China's healthcare reforms positive for global health
The impressive results achieved by China in healthcare system reforms in the past decade have made China a major contributor to the health of the world, Fiona Godlee, editor-in-chief of The BMJ, a world leading general medical journal, said.
Health system reforms are one of the biggest and most important challenges facing all countries and regions, and only few have made as much progress on such a large scale as China in the past 10 years, she said.
A healthier China is a great contributor to the health of the world, she said.
Godlee made the remarks at a ceremony held to release a dedicated collection of papers on China's health system reforms by The BMJ in Beijing on Saturday.

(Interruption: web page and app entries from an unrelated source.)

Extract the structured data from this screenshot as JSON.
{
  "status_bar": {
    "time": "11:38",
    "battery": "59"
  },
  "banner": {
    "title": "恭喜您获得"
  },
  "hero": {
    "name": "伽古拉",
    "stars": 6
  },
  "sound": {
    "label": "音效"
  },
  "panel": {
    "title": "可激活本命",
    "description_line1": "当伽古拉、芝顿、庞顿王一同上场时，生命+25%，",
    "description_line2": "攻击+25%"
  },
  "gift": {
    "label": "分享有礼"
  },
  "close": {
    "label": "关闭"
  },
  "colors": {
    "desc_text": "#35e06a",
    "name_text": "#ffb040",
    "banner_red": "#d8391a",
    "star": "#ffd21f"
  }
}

A forum also took place on the same day to review the health system reforms in China in the past decade, which was jointly initiated by Peking University Health Science Center and The BMJ, and organized by Peking University China Center for Health development Studies.
Government investment in healthcare increased after the reforms that started in 2009, with total health expenditure growing from 5 percent of GPD in 2009 to 6.4 percent in 2017, according to a paper of the collection.

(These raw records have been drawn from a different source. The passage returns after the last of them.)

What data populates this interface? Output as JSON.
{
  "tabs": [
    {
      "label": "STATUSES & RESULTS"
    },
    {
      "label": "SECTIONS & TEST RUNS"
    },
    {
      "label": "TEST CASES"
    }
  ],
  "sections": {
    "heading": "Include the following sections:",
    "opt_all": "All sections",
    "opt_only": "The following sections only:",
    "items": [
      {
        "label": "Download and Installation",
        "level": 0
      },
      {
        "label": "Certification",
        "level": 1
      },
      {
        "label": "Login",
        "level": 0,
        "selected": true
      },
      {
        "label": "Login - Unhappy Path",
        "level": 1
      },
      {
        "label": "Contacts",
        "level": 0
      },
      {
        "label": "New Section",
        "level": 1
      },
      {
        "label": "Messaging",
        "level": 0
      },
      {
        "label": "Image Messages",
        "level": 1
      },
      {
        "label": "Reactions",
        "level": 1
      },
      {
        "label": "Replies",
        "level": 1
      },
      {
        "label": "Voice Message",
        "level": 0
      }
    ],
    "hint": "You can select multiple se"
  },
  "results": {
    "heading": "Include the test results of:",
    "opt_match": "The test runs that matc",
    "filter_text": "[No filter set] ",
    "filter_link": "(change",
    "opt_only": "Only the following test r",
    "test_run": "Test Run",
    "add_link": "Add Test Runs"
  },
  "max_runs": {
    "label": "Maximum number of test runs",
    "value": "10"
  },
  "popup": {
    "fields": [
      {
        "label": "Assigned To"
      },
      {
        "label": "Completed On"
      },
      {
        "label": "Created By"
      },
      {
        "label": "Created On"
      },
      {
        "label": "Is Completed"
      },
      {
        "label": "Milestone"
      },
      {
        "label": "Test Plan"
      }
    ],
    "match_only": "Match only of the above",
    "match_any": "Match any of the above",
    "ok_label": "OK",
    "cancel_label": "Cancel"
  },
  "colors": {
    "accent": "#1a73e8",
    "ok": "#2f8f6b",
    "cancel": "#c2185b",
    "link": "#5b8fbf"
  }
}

China also has expanded its three main social health insurance programs to cover more than 95 percent of its population, while health expenditure paid by individuals dropped to 29 percent of the total health expenditure in 2017, and is estimated to be of about 25 percent in 2030.
Difference of maternal and infant mortality rates among rural and urban, rich and underdeveloped areas also have narrowed remarkably.

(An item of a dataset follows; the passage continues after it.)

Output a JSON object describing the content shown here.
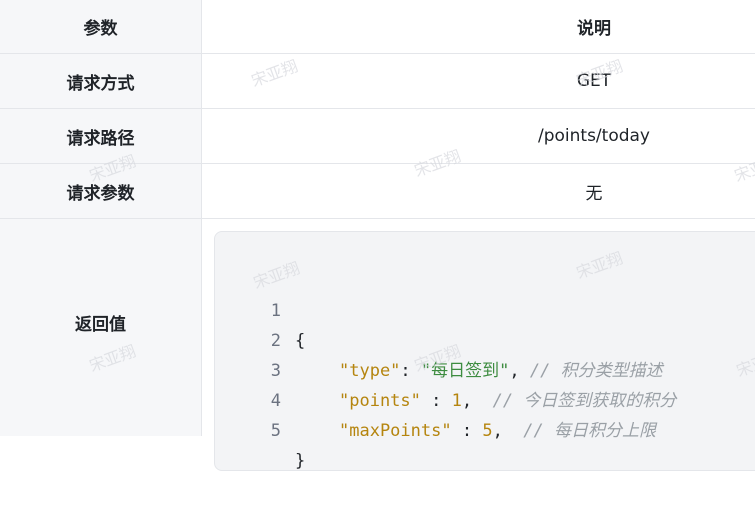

The reforms have also changed the financing model of China's public hospitals and primary care facilities, separating physicians' incomes from drug prescription in an attempt to lower medical cost for the people.